1. How do you see open and transparent systems contributing to improved land governance?
Good land governance depends entirely on open data and transparent systems and processes. Most importantly to prevent different forms of discrimination in land rights from being hidden in plain sight.
2. Describe three reasons why open data is important to your work?
If we want to make improvements in women’s land rights, and encourage gender equity across the land sector, we need the data first to see the nature and extent of the current levels of gender discrimination in different places. Open data helps to shine a bright light into dark corners, so that discrimination and land rights abuses cannot be hidden away or covered up. In addition, the process of sharing and publicising data on land helps to empower those current power-holders in land institutions who are open to reform but need solid evidence on which to base their policy and regulatory decisions. In my experience there are many among local elites whose main objection to improving women’s land rights is simply that they do not see why insecurity of tenure might be a problem and why it would help the whole community to address it. So, facilitating and providing open data is a critical first step in public information, awareness-raising and gender sensitisation work.
3. Can you describe the role of the Land Portal in making land data more open and transparent?
The Land Portal is the go-to online platform for accessing significant sources of open land data globally. Of course, all the data is not yet in one place, and there is much work still to be done to improve data transparency – and gender disaggregation – in the land sector. But the Land Portal team are working hard to constantly update and expand the available data sources and to make them increasingly user-friendly, even for non-specialists. Land Portal is a voice for openness and transparency and fills a key role in the global land sector that otherwise would go unfilled. The way that this is done while also clearly highlighting key issues around gender and women’s land rights, the environment, Indigenous Peoples, urban land, and so on, adds tremendous value to the platform.

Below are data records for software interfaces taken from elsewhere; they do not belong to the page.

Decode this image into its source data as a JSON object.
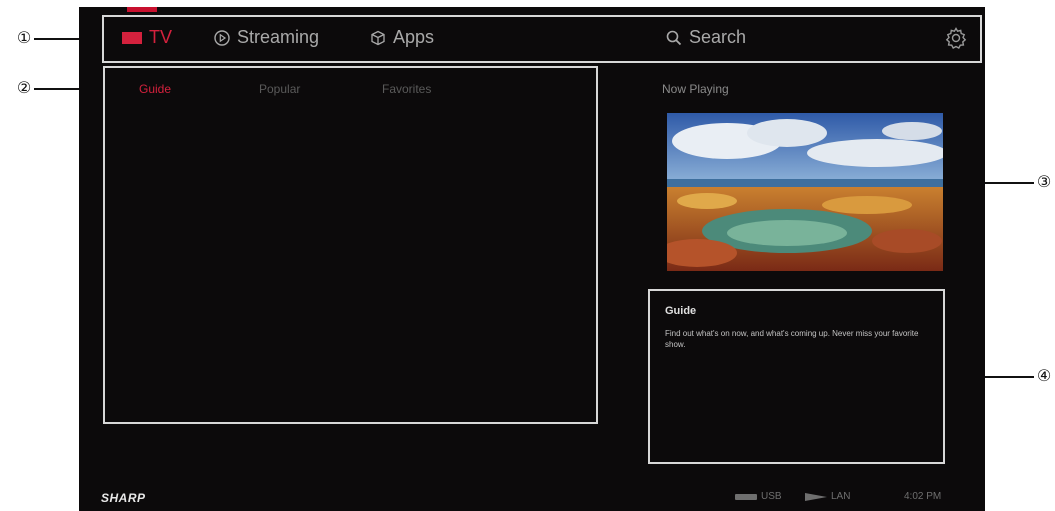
{
  "callouts": [
    "①",
    "②",
    "③",
    "④"
  ],
  "nav": {
    "tv": "TV",
    "streaming": "Streaming",
    "apps": "Apps",
    "search": "Search"
  },
  "tabs": {
    "guide": "Guide",
    "popular": "Popular",
    "favorites": "Favorites"
  },
  "now_playing": "Now Playing",
  "info": {
    "title": "Guide",
    "description": "Find out what's on now, and what's coming up. Never miss your favorite show."
  },
  "footer": {
    "brand": "SHARP",
    "usb": "USB",
    "lan": "LAN",
    "time": "4:02 PM"
  },
  "colors": {
    "accent": "#d4213d",
    "background": "#0c0a0b"
  }
}
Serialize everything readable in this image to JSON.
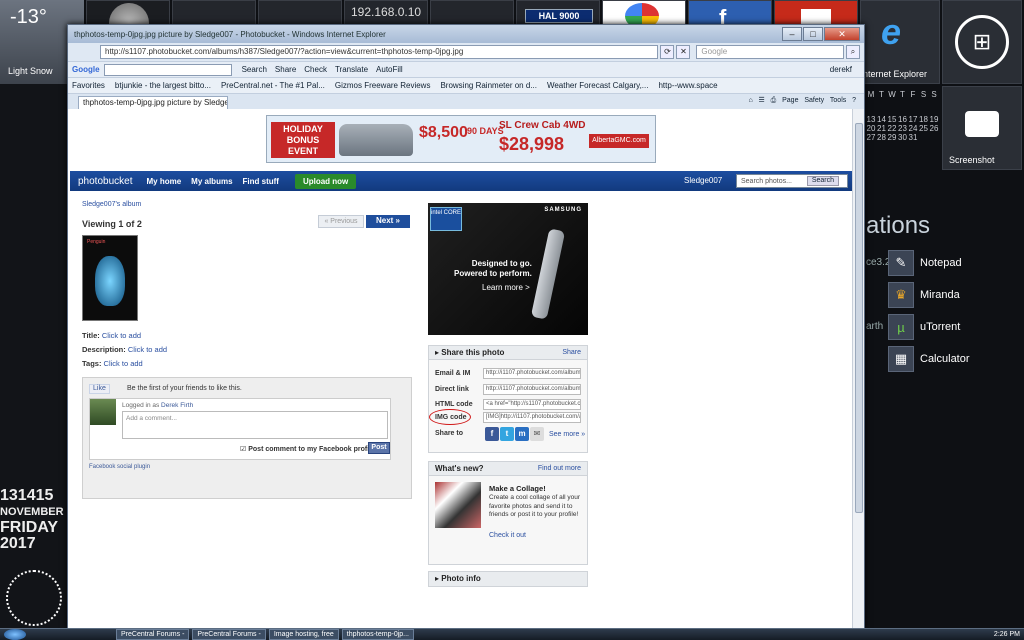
{
  "desktop": {
    "weather": {
      "temp": "-13°",
      "condition": "Light Snow"
    },
    "network_ip": "192.168.0.10",
    "hal_label": "HAL 9000",
    "ie_label": "nternet Explorer",
    "screenshot_label": "Screenshot",
    "ations_text": "ations",
    "calendar_header": [
      "M",
      "T",
      "W",
      "T",
      "F",
      "S",
      "S"
    ],
    "calendar_rows": [
      [
        "13",
        "14",
        "15",
        "16",
        "17",
        "18",
        "19"
      ],
      [
        "20",
        "21",
        "22",
        "23",
        "24",
        "25",
        "26"
      ],
      [
        "27",
        "28",
        "29",
        "30",
        "31",
        "",
        ""
      ]
    ],
    "left_texts": [
      "ce3.2",
      "arth"
    ],
    "apps": [
      {
        "label": "Notepad",
        "icon": "notepad-icon",
        "glyph": "✎"
      },
      {
        "label": "Miranda",
        "icon": "miranda-icon",
        "glyph": "♛"
      },
      {
        "label": "uTorrent",
        "icon": "utorrent-icon",
        "glyph": "µ"
      },
      {
        "label": "Calculator",
        "icon": "calculator-icon",
        "glyph": "▦"
      }
    ],
    "date_big": [
      "131415",
      "NOVEMBER",
      "FRIDAY",
      "2017"
    ]
  },
  "taskbar": {
    "buttons": [
      "PreCentral Forums -",
      "PreCentral Forums -",
      "Image hosting, free",
      "thphotos-temp-0jp..."
    ],
    "tray_time": "2:26 PM"
  },
  "browser": {
    "title": "thphotos-temp-0jpg.jpg picture by Sledge007 - Photobucket - Windows Internet Explorer",
    "url": "http://s1107.photobucket.com/albums/h387/Sledge007/?action=view&current=thphotos-temp-0jpg.jpg",
    "search_placeholder": "Google",
    "toolbar": {
      "google": "Google",
      "items": [
        "Search",
        "Share",
        "Check",
        "Translate",
        "AutoFill",
        "derekf"
      ]
    },
    "favorites": {
      "label": "Favorites",
      "items": [
        "btjunkie - the largest bitto...",
        "PreCentral.net - The #1 Pal...",
        "Gizmos Freeware Reviews",
        "Browsing Rainmeter on d...",
        "Weather Forecast Calgary,...",
        "http--www.space"
      ]
    },
    "tab_title": "thphotos-temp-0jpg.jpg picture by Sledge007 - P...",
    "command_bar": [
      "Page",
      "Safety",
      "Tools"
    ]
  },
  "banner": {
    "holiday": "HOLIDAY BONUS EVENT",
    "cash": "$8,500",
    "days": "90 DAYS",
    "model": "SL Crew Cab 4WD",
    "price": "$28,998",
    "site": "AlbertaGMC.com"
  },
  "photobucket": {
    "logo": "photobucket",
    "nav": [
      "My home",
      "My albums",
      "Find stuff"
    ],
    "upload": "Upload now",
    "user": "Sledge007",
    "search_placeholder": "Search photos...",
    "search_btn": "Search",
    "breadcrumb": "Sledge007's album",
    "viewing": "Viewing 1 of 2",
    "prev": "« Previous",
    "next": "Next »",
    "thumb_label": "Penguin",
    "title_label": "Title:",
    "description_label": "Description:",
    "tags_label": "Tags:",
    "click_to_add": "Click to add"
  },
  "facebook": {
    "like": "Like",
    "friends": "Be the first of your friends to like this.",
    "logged_in_as": "Logged in as",
    "user": "Derek Firth",
    "comment_placeholder": "Add a comment...",
    "post_to_profile": "Post comment to my Facebook profile",
    "post_btn": "Post",
    "social_plugin": "Facebook social plugin"
  },
  "samsung_ad": {
    "intel": "intel CORE",
    "brand": "SAMSUNG",
    "line1": "Designed to go.",
    "line2": "Powered to perform.",
    "more": "Learn more >"
  },
  "share": {
    "title": "Share this photo",
    "share_link": "Share",
    "rows": [
      {
        "label": "Email & IM",
        "value": "http://i1107.photobucket.com/albums/"
      },
      {
        "label": "Direct link",
        "value": "http://i1107.photobucket.com/albums/"
      },
      {
        "label": "HTML code",
        "value": "<a href=\"http://s1107.photobucket.com"
      },
      {
        "label": "IMG code",
        "value": "[IMG]http://i1107.photobucket.com/al"
      }
    ],
    "share_to": "Share to",
    "see_more": "See more »"
  },
  "whats_new": {
    "title": "What's new?",
    "find_out": "Find out more",
    "collage_title": "Make a Collage!",
    "collage_desc": "Create a cool collage of all your favorite photos and send it to friends or post it to your profile!",
    "check_it_out": "Check it out"
  },
  "photo_info": {
    "title": "Photo info"
  }
}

It has become my first reference point for secondary data and information to support my work.